In keeping with the Halloween spirit I decided to make some spooky Halloween cookies!
Ghosts both cute and scary are on the menu as well as bats, pumpkins, some of which have mutated into living beings and Frankenstein’s creations, one of which got a little peckish during photos!
Now, this was my first time ever decorating cookies so be gentle with me!
I think they came out really well and tasted just that little bit special so I will certainly be using this method again.
Now, to let you in on how to make your own!
First of course you will need some Halloween themed cookie cutters though you could get really creative with round or square cookies too!
You will also need a food writing pen or tiny nozzled bottle.
For these cookies I used my Simple Shortbread but if you have a recipe you’d prefer to use, go ahead, though I would recommend a plain cookie without fillings.
Royal Icing Decorated Halloween cookies
Makes approx 20
Food colourings of choice
500g icing sugar (not all may be used)
2 pasteurised egg whites
1 teaspoon lemon juice
Dough from Simple Shortbread or your preferred recipe
Extra flour for dusting
Between two pieces of floured greaseproof paper, use a rolling pin to roll out your cookie dough until half a centimetre thick.
Cut out cookies, wiggling the cutters from side to side to free them.
Using a palate knife, transfer the cookies to a baking tray lined with greaseproof paper.
Bring the remaining dough together and roll out again, cutting out shapes then rolling any remaining dough out again until all used.
Bake in a 160oc oven (if using simple shortbread) until slightly golden, the baking time will depend on your cookie cutter sizes!
Leave the cookies to cool on the baking tray for 5-10 minutes before transferring them to a cooling rack.
When the cookies are fully cooled, add two pasteurised egg whites to a large bowl and add in the lemon juice.
Sift a little of the icing sugar into the mixture, whisking thoroughly.

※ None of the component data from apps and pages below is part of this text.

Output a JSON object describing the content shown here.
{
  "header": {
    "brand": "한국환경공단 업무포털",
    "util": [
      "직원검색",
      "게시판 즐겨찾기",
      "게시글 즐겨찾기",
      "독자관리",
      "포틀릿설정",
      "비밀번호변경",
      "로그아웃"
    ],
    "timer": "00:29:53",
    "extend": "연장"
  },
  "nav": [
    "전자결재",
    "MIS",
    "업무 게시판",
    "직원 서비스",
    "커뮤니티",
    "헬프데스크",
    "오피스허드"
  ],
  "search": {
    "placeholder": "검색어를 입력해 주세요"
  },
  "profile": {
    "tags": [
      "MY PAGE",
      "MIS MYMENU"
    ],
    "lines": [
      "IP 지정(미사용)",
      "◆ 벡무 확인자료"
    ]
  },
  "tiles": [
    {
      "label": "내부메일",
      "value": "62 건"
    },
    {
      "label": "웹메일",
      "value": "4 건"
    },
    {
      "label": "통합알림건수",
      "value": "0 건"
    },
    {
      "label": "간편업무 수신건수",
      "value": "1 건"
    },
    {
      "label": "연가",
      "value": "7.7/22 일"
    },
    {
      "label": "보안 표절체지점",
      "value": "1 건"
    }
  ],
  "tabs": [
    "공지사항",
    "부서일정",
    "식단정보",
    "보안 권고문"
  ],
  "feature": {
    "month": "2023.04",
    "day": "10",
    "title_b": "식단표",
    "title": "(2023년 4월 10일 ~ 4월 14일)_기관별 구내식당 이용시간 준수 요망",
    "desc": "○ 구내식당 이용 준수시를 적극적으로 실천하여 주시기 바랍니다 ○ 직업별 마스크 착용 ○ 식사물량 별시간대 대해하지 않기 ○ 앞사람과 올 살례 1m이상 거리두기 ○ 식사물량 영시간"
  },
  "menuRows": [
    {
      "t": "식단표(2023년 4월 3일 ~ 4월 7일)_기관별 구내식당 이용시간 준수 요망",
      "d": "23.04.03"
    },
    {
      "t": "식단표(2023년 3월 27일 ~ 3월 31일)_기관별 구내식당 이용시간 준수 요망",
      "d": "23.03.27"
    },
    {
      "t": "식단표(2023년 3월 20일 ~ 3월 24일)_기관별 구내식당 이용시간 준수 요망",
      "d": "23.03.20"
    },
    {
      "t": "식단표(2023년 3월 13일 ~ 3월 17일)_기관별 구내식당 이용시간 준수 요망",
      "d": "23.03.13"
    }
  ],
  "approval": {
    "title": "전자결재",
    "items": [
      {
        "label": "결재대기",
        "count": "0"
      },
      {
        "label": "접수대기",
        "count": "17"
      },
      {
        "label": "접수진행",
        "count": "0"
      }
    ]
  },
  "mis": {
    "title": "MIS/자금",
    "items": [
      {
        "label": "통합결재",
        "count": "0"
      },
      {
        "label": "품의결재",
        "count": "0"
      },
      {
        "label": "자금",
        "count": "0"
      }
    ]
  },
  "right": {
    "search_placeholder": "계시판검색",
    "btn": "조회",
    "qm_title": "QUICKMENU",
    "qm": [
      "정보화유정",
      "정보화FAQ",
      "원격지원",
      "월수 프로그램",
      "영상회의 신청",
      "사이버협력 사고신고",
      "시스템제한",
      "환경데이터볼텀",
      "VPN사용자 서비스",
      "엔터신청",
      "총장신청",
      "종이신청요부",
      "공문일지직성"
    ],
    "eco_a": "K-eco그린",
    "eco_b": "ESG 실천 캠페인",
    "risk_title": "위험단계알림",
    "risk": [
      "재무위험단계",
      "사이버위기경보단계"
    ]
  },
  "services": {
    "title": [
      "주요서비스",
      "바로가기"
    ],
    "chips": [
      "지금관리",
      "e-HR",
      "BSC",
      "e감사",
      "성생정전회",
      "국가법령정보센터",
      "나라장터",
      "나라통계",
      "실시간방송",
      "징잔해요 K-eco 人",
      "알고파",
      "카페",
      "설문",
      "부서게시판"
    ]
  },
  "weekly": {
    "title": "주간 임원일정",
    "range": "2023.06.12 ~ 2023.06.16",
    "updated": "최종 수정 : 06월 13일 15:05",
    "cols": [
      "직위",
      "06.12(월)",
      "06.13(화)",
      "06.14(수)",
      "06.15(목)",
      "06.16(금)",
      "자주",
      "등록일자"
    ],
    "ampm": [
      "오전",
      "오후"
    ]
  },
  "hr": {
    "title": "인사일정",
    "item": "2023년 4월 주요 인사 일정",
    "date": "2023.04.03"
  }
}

Keep sifting in icing sugar a little at a time, whisking thoroughly before adding more until you can hold up your whisk and see soft peaks, not too stiff but can hold it’s shape as a peak for a few seconds.
Transfer a quarter of this mixture into another bowl and set aside covered with cling film.
This will be your outlining icing, you may colour this as you wish.
Now, in the original bowl, keep adding icing sugar in even smaller increments than before, until it creates peaks on your whisk that are stiff and could hold there shape for a long time.
To this, add a tablespoon of water at a time, whisking, until the mixture becomes liquid and runny.
Divide this mixture into bowls, depending on how many icing colours you want and stir in a few drops of food colouring to each according to your needs.
To make a white icing, leave the icing uncoloured.
To make an orange colour, mix a little of both yellow and red food colourings.
Set the coloured icings aside.
Transfer the soft peak outlining icing made earlier into a food writing pen and squeeze it out in a line on to your work surface or spare piece of greaseproof to make sure it is easy and ready to work with.
Draw the icing on to the cookie around the outside, this will keep the runny icing within these lines later so if you want more than one colour runny icing, draw lines where you would like the one icing to stop and the next to begin.
Once the outlines are complete, check with the very first cookies you iced to see if they have dried.
The icing will be hard so if not, leave them to dry a while longer.
Once dried, take a cookie and using a small spoon, carefully add a little of the runny icing of your choice into the centre of the hole.
Let the icing run naturally, tilting the cookie if needed to fill in all of the gaps, don’t add too much as you don’t want to overflow above the lines but if all is not covered, add a few drops extra until it is.
Bare in mind you can always add more but you can’t take away in this instance!
When all of the cookies are filled with coloured icings to your liking, leave to dry overnight, covering them with foil scrunched up at both ends to heighten it so the foil is covering but not touching any of your precious work!
When dry, add any finishing touches with a nozzled food writing pen smaller than the outlining nozzle, using the outlining icing in colours of your choice!
Voilà! A fun project with delicious results that look so much better than most things in the shops!